[TASK TO COMPLETE]
Report each line of the entries that includes "wordpress" by copying it.

═══ THE RECORDS

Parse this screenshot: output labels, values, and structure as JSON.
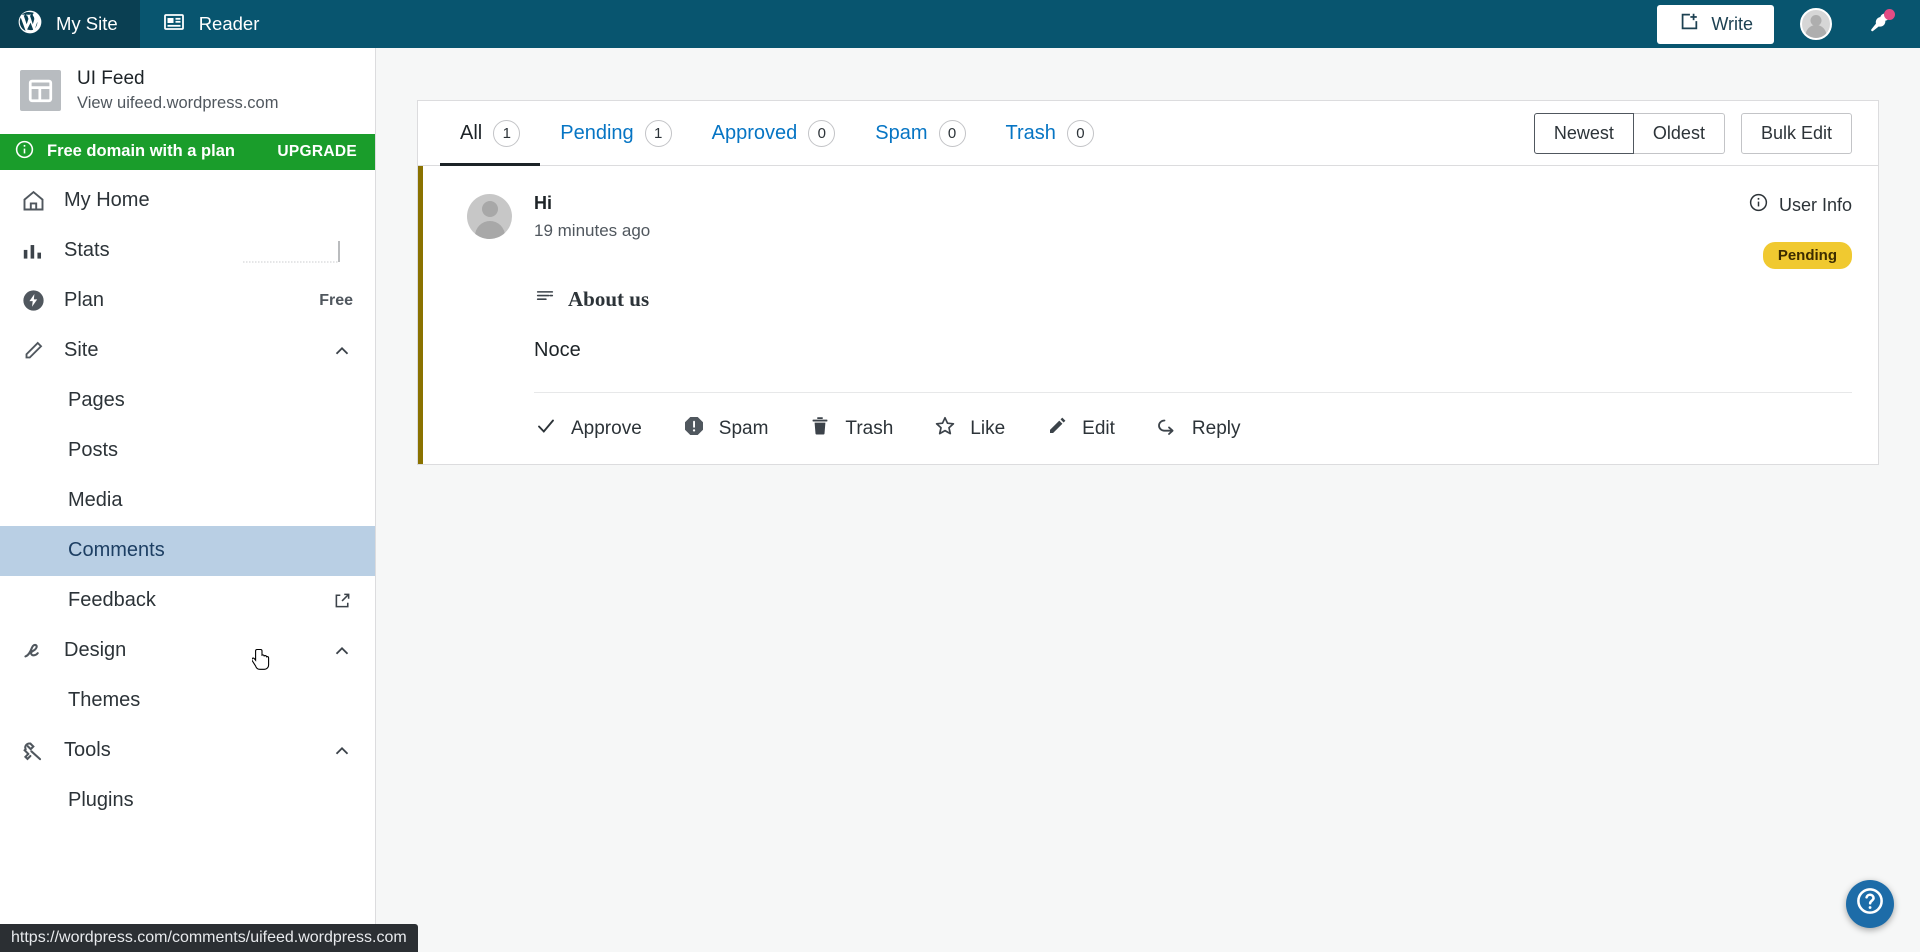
{
  "masterbar": {
    "my_site_label": "My Site",
    "my_site_icon": "wordpress-logo-icon",
    "reader_label": "Reader",
    "reader_icon": "reader-icon",
    "write_label": "Write",
    "write_icon": "write-new-post-icon",
    "avatar_icon": "user-avatar",
    "notifications_icon": "notifications-bell-icon",
    "notifications_has_unread": true,
    "background_color": "#08556f",
    "my_site_background_color": "#0a3f52"
  },
  "sidebar": {
    "site": {
      "title": "UI Feed",
      "url_label": "View uifeed.wordpress.com",
      "thumb_icon": "site-layout-icon"
    },
    "upgrade_banner": {
      "icon": "info-circle-icon",
      "text": "Free domain with a plan",
      "cta": "UPGRADE",
      "color": "#1a9d2b"
    },
    "items": [
      {
        "label": "My Home",
        "icon": "home-icon",
        "meta": "",
        "expandable": false
      },
      {
        "label": "Stats",
        "icon": "stats-bars-icon",
        "meta": "",
        "expandable": false,
        "sparkline": true
      },
      {
        "label": "Plan",
        "icon": "plan-bolt-icon",
        "meta": "Free",
        "expandable": false
      },
      {
        "label": "Site",
        "icon": "pencil-icon",
        "meta": "",
        "expandable": true,
        "expanded": true
      },
      {
        "label": "Design",
        "icon": "design-brush-icon",
        "meta": "",
        "expandable": true,
        "expanded": true
      },
      {
        "label": "Tools",
        "icon": "wrench-icon",
        "meta": "",
        "expandable": true,
        "expanded": true
      }
    ],
    "site_sub_items": [
      {
        "label": "Pages",
        "selected": false,
        "external": false
      },
      {
        "label": "Posts",
        "selected": false,
        "external": false
      },
      {
        "label": "Media",
        "selected": false,
        "external": false
      },
      {
        "label": "Comments",
        "selected": true,
        "external": false
      },
      {
        "label": "Feedback",
        "selected": false,
        "external": true,
        "external_icon": "external-link-icon"
      }
    ],
    "design_sub_items": [
      {
        "label": "Themes",
        "selected": false,
        "external": false
      }
    ],
    "tools_sub_items": [
      {
        "label": "Plugins",
        "selected": false,
        "external": false
      }
    ],
    "selected_highlight_color": "#b9cfe4"
  },
  "toolbar": {
    "tabs": [
      {
        "label": "All",
        "count": "1",
        "active": true
      },
      {
        "label": "Pending",
        "count": "1",
        "active": false
      },
      {
        "label": "Approved",
        "count": "0",
        "active": false
      },
      {
        "label": "Spam",
        "count": "0",
        "active": false
      },
      {
        "label": "Trash",
        "count": "0",
        "active": false
      }
    ],
    "sort": {
      "newest_label": "Newest",
      "oldest_label": "Oldest",
      "selected": "Newest"
    },
    "bulk_edit_label": "Bulk Edit"
  },
  "comment": {
    "author": "Hi",
    "timestamp": "19 minutes ago",
    "avatar_icon": "user-avatar",
    "user_info_label": "User Info",
    "user_info_icon": "info-circle-icon",
    "status_badge": "Pending",
    "status_badge_color": "#f0c930",
    "accent_border_color": "#8a7200",
    "post_title": "About us",
    "post_icon": "post-lines-icon",
    "body": "Noce",
    "actions": [
      {
        "label": "Approve",
        "icon": "checkmark-icon"
      },
      {
        "label": "Spam",
        "icon": "spam-octagon-icon"
      },
      {
        "label": "Trash",
        "icon": "trash-icon"
      },
      {
        "label": "Like",
        "icon": "star-icon"
      },
      {
        "label": "Edit",
        "icon": "pencil-icon"
      },
      {
        "label": "Reply",
        "icon": "reply-arrow-icon"
      }
    ]
  },
  "help": {
    "icon": "help-question-icon",
    "color": "#1d6ca8"
  },
  "statusbar": {
    "url": "https://wordpress.com/comments/uifeed.wordpress.com"
  }
}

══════

[ANSWER TO THE EXERCISE]
    "my_site_icon": "wordpress-logo-icon",
      "url_label": "View uifeed.wordpress.com",
    "url": "https://wordpress.com/comments/uifeed.wordpress.com"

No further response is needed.